**TASK OBJECTIVE**
Give all the records again, with no alterations.

**EXTRACTED RECORDS**
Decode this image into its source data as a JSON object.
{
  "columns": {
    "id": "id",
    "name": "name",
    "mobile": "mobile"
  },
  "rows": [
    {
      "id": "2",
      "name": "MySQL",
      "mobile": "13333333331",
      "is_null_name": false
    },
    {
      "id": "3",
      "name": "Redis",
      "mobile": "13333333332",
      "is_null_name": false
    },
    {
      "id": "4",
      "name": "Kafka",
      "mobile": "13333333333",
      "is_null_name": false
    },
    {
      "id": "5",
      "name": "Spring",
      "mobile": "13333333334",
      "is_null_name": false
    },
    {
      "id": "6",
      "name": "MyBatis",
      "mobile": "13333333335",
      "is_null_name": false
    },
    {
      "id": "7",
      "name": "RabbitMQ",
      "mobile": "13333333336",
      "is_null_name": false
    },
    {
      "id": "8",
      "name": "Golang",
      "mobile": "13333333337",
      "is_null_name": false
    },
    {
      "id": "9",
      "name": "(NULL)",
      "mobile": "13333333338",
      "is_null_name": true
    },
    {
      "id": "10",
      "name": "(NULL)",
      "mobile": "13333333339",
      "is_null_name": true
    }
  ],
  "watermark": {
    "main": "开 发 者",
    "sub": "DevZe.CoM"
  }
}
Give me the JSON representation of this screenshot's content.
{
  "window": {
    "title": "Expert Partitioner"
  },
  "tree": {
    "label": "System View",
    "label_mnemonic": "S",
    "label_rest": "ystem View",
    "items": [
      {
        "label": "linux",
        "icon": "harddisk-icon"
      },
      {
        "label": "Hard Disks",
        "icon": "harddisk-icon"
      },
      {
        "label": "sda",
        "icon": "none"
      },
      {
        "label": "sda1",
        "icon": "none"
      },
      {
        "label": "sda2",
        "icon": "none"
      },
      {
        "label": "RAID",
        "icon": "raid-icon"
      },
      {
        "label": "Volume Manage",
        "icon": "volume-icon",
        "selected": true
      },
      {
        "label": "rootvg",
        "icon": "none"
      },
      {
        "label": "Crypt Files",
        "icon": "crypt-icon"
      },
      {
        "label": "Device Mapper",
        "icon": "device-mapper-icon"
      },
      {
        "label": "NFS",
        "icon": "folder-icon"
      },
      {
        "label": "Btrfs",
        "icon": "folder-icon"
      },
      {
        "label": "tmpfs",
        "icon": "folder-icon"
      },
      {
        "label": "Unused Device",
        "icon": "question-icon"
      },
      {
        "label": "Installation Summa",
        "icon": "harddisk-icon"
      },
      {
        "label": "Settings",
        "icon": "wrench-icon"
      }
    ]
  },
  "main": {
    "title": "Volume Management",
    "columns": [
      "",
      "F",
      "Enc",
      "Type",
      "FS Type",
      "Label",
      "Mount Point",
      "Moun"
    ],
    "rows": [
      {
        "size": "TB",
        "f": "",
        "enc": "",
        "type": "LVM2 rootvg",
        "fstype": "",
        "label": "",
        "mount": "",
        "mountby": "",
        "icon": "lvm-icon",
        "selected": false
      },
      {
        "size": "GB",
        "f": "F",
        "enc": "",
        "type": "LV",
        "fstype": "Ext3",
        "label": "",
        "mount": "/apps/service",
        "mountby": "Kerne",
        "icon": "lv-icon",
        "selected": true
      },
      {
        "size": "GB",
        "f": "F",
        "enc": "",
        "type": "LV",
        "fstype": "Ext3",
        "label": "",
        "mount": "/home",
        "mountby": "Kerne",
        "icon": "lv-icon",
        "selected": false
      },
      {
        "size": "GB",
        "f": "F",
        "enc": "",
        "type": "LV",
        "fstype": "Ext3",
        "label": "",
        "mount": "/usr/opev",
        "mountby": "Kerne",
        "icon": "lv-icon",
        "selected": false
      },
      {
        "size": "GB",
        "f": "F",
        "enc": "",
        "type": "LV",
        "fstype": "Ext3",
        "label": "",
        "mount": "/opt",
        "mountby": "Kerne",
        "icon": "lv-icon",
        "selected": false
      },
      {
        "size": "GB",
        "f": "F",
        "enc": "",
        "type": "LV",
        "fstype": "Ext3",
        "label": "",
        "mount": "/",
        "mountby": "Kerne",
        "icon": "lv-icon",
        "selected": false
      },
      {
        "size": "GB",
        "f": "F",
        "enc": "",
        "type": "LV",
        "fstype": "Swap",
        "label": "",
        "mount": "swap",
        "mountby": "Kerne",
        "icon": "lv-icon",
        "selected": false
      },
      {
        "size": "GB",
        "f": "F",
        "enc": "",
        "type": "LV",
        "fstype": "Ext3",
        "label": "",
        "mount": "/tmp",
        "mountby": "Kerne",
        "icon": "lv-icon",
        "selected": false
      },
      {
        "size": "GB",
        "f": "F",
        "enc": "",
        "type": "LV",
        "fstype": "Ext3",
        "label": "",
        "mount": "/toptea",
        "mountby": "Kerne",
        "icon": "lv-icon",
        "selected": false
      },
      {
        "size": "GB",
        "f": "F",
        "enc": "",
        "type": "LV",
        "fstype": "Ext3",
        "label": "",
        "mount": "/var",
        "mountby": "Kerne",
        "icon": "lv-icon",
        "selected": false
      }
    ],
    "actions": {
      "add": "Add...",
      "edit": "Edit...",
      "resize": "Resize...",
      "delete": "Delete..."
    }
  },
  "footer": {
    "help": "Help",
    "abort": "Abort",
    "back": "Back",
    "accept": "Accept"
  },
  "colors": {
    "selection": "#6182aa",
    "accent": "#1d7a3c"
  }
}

**REPLY TO THE TASK**
Decode this image into its source data as a JSON object.
{
  "columns": {
    "id": "id",
    "name": "name",
    "mobile": "mobile"
  },
  "rows": [
    {
      "id": "2",
      "name": "MySQL",
      "mobile": "13333333331",
      "is_null_name": false
    },
    {
      "id": "3",
      "name": "Redis",
      "mobile": "13333333332",
      "is_null_name": false
    },
    {
      "id": "4",
      "name": "Kafka",
      "mobile": "13333333333",
      "is_null_name": false
    },
    {
      "id": "5",
      "name": "Spring",
      "mobile": "13333333334",
      "is_null_name": false
    },
    {
      "id": "6",
      "name": "MyBatis",
      "mobile": "13333333335",
      "is_null_name": false
    },
    {
      "id": "7",
      "name": "RabbitMQ",
      "mobile": "13333333336",
      "is_null_name": false
    },
    {
      "id": "8",
      "name": "Golang",
      "mobile": "13333333337",
      "is_null_name": false
    },
    {
      "id": "9",
      "name": "(NULL)",
      "mobile": "13333333338",
      "is_null_name": true
    },
    {
      "id": "10",
      "name": "(NULL)",
      "mobile": "13333333339",
      "is_null_name": true
    }
  ],
  "watermark": {
    "main": "开 发 者",
    "sub": "DevZe.CoM"
  }
}
Give me the JSON representation of this screenshot's content.
{
  "window": {
    "title": "Expert Partitioner"
  },
  "tree": {
    "label": "System View",
    "label_mnemonic": "S",
    "label_rest": "ystem View",
    "items": [
      {
        "label": "linux",
        "icon": "harddisk-icon"
      },
      {
        "label": "Hard Disks",
        "icon": "harddisk-icon"
      },
      {
        "label": "sda",
        "icon": "none"
      },
      {
        "label": "sda1",
        "icon": "none"
      },
      {
        "label": "sda2",
        "icon": "none"
      },
      {
        "label": "RAID",
        "icon": "raid-icon"
      },
      {
        "label": "Volume Manage",
        "icon": "volume-icon",
        "selected": true
      },
      {
        "label": "rootvg",
        "icon": "none"
      },
      {
        "label": "Crypt Files",
        "icon": "crypt-icon"
      },
      {
        "label": "Device Mapper",
        "icon": "device-mapper-icon"
      },
      {
        "label": "NFS",
        "icon": "folder-icon"
      },
      {
        "label": "Btrfs",
        "icon": "folder-icon"
      },
      {
        "label": "tmpfs",
        "icon": "folder-icon"
      },
      {
        "label": "Unused Device",
        "icon": "question-icon"
      },
      {
        "label": "Installation Summa",
        "icon": "harddisk-icon"
      },
      {
        "label": "Settings",
        "icon": "wrench-icon"
      }
    ]
  },
  "main": {
    "title": "Volume Management",
    "columns": [
      "",
      "F",
      "Enc",
      "Type",
      "FS Type",
      "Label",
      "Mount Point",
      "Moun"
    ],
    "rows": [
      {
        "size": "TB",
        "f": "",
        "enc": "",
        "type": "LVM2 rootvg",
        "fstype": "",
        "label": "",
        "mount": "",
        "mountby": "",
        "icon": "lvm-icon",
        "selected": false
      },
      {
        "size": "GB",
        "f": "F",
        "enc": "",
        "type": "LV",
        "fstype": "Ext3",
        "label": "",
        "mount": "/apps/service",
        "mountby": "Kerne",
        "icon": "lv-icon",
        "selected": true
      },
      {
        "size": "GB",
        "f": "F",
        "enc": "",
        "type": "LV",
        "fstype": "Ext3",
        "label": "",
        "mount": "/home",
        "mountby": "Kerne",
        "icon": "lv-icon",
        "selected": false
      },
      {
        "size": "GB",
        "f": "F",
        "enc": "",
        "type": "LV",
        "fstype": "Ext3",
        "label": "",
        "mount": "/usr/opev",
        "mountby": "Kerne",
        "icon": "lv-icon",
        "selected": false
      },
      {
        "size": "GB",
        "f": "F",
        "enc": "",
        "type": "LV",
        "fstype": "Ext3",
        "label": "",
        "mount": "/opt",
        "mountby": "Kerne",
        "icon": "lv-icon",
        "selected": false
      },
      {
        "size": "GB",
        "f": "F",
        "enc": "",
        "type": "LV",
        "fstype": "Ext3",
        "label": "",
        "mount": "/",
        "mountby": "Kerne",
        "icon": "lv-icon",
        "selected": false
      },
      {
        "size": "GB",
        "f": "F",
        "enc": "",
        "type": "LV",
        "fstype": "Swap",
        "label": "",
        "mount": "swap",
        "mountby": "Kerne",
        "icon": "lv-icon",
        "selected": false
      },
      {
        "size": "GB",
        "f": "F",
        "enc": "",
        "type": "LV",
        "fstype": "Ext3",
        "label": "",
        "mount": "/tmp",
        "mountby": "Kerne",
        "icon": "lv-icon",
        "selected": false
      },
      {
        "size": "GB",
        "f": "F",
        "enc": "",
        "type": "LV",
        "fstype": "Ext3",
        "label": "",
        "mount": "/toptea",
        "mountby": "Kerne",
        "icon": "lv-icon",
        "selected": false
      },
      {
        "size": "GB",
        "f": "F",
        "enc": "",
        "type": "LV",
        "fstype": "Ext3",
        "label": "",
        "mount": "/var",
        "mountby": "Kerne",
        "icon": "lv-icon",
        "selected": false
      }
    ],
    "actions": {
      "add": "Add...",
      "edit": "Edit...",
      "resize": "Resize...",
      "delete": "Delete..."
    }
  },
  "footer": {
    "help": "Help",
    "abort": "Abort",
    "back": "Back",
    "accept": "Accept"
  },
  "colors": {
    "selection": "#6182aa",
    "accent": "#1d7a3c"
  }
}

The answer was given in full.